Work request: Each entry below must be repeated word for word.

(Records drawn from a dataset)
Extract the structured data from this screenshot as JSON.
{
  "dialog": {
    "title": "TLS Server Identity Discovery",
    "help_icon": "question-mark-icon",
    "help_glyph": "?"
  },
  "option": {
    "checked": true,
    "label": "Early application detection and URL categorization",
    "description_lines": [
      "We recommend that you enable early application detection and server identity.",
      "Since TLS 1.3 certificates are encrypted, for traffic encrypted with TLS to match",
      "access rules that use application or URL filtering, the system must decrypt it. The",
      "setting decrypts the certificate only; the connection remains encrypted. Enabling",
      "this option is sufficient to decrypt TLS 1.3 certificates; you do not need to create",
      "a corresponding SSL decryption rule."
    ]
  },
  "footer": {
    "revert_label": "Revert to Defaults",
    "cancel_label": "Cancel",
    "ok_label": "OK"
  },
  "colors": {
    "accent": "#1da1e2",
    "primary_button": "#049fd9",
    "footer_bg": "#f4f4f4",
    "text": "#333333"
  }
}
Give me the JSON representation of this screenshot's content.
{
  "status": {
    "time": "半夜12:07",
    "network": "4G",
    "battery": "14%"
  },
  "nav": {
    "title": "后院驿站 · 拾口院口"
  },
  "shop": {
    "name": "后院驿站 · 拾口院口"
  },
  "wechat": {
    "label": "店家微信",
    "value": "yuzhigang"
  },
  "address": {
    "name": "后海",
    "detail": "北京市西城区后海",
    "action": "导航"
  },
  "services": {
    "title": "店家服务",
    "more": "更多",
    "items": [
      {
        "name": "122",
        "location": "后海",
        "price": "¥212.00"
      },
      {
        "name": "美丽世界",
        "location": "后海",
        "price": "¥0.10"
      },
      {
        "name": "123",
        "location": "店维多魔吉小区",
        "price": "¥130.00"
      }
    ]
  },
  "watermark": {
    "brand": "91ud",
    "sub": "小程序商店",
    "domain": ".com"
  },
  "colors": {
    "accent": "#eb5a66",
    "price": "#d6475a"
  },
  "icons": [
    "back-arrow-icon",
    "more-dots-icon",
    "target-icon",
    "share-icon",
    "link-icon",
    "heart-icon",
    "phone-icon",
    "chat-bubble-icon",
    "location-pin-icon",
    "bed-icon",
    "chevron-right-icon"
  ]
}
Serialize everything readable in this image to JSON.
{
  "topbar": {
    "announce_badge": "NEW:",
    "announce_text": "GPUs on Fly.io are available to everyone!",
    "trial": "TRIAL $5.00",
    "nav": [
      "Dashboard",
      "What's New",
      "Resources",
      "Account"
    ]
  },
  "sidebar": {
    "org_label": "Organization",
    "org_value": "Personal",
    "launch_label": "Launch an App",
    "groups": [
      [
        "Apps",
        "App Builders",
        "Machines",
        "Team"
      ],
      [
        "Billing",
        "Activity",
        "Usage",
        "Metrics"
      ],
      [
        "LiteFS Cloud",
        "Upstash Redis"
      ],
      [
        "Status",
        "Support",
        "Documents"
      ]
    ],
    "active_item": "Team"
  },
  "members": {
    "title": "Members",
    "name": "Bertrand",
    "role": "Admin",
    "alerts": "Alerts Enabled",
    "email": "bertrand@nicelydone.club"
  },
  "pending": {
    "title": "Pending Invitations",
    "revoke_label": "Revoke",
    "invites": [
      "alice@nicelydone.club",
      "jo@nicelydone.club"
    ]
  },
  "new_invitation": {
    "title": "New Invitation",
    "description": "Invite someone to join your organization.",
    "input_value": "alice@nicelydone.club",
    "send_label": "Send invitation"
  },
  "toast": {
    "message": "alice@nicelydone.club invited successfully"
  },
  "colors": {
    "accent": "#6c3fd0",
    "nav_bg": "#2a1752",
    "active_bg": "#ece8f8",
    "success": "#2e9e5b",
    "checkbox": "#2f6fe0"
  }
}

Solved problem:
Extract the structured data from this screenshot as JSON.
{
  "dialog": {
    "title": "TLS Server Identity Discovery",
    "help_icon": "question-mark-icon",
    "help_glyph": "?"
  },
  "option": {
    "checked": true,
    "label": "Early application detection and URL categorization",
    "description_lines": [
      "We recommend that you enable early application detection and server identity.",
      "Since TLS 1.3 certificates are encrypted, for traffic encrypted with TLS to match",
      "access rules that use application or URL filtering, the system must decrypt it. The",
      "setting decrypts the certificate only; the connection remains encrypted. Enabling",
      "this option is sufficient to decrypt TLS 1.3 certificates; you do not need to create",
      "a corresponding SSL decryption rule."
    ]
  },
  "footer": {
    "revert_label": "Revert to Defaults",
    "cancel_label": "Cancel",
    "ok_label": "OK"
  },
  "colors": {
    "accent": "#1da1e2",
    "primary_button": "#049fd9",
    "footer_bg": "#f4f4f4",
    "text": "#333333"
  }
}
Give me the JSON representation of this screenshot's content.
{
  "status": {
    "time": "半夜12:07",
    "network": "4G",
    "battery": "14%"
  },
  "nav": {
    "title": "后院驿站 · 拾口院口"
  },
  "shop": {
    "name": "后院驿站 · 拾口院口"
  },
  "wechat": {
    "label": "店家微信",
    "value": "yuzhigang"
  },
  "address": {
    "name": "后海",
    "detail": "北京市西城区后海",
    "action": "导航"
  },
  "services": {
    "title": "店家服务",
    "more": "更多",
    "items": [
      {
        "name": "122",
        "location": "后海",
        "price": "¥212.00"
      },
      {
        "name": "美丽世界",
        "location": "后海",
        "price": "¥0.10"
      },
      {
        "name": "123",
        "location": "店维多魔吉小区",
        "price": "¥130.00"
      }
    ]
  },
  "watermark": {
    "brand": "91ud",
    "sub": "小程序商店",
    "domain": ".com"
  },
  "colors": {
    "accent": "#eb5a66",
    "price": "#d6475a"
  },
  "icons": [
    "back-arrow-icon",
    "more-dots-icon",
    "target-icon",
    "share-icon",
    "link-icon",
    "heart-icon",
    "phone-icon",
    "chat-bubble-icon",
    "location-pin-icon",
    "bed-icon",
    "chevron-right-icon"
  ]
}
Serialize everything readable in this image to JSON.
{
  "topbar": {
    "announce_badge": "NEW:",
    "announce_text": "GPUs on Fly.io are available to everyone!",
    "trial": "TRIAL $5.00",
    "nav": [
      "Dashboard",
      "What's New",
      "Resources",
      "Account"
    ]
  },
  "sidebar": {
    "org_label": "Organization",
    "org_value": "Personal",
    "launch_label": "Launch an App",
    "groups": [
      [
        "Apps",
        "App Builders",
        "Machines",
        "Team"
      ],
      [
        "Billing",
        "Activity",
        "Usage",
        "Metrics"
      ],
      [
        "LiteFS Cloud",
        "Upstash Redis"
      ],
      [
        "Status",
        "Support",
        "Documents"
      ]
    ],
    "active_item": "Team"
  },
  "members": {
    "title": "Members",
    "name": "Bertrand",
    "role": "Admin",
    "alerts": "Alerts Enabled",
    "email": "bertrand@nicelydone.club"
  },
  "pending": {
    "title": "Pending Invitations",
    "revoke_label": "Revoke",
    "invites": [
      "alice@nicelydone.club",
      "jo@nicelydone.club"
    ]
  },
  "new_invitation": {
    "title": "New Invitation",
    "description": "Invite someone to join your organization.",
    "input_value": "alice@nicelydone.club",
    "send_label": "Send invitation"
  },
  "toast": {
    "message": "alice@nicelydone.club invited successfully"
  },
  "colors": {
    "accent": "#6c3fd0",
    "nav_bg": "#2a1752",
    "active_bg": "#ece8f8",
    "success": "#2e9e5b",
    "checkbox": "#2f6fe0"
  }
}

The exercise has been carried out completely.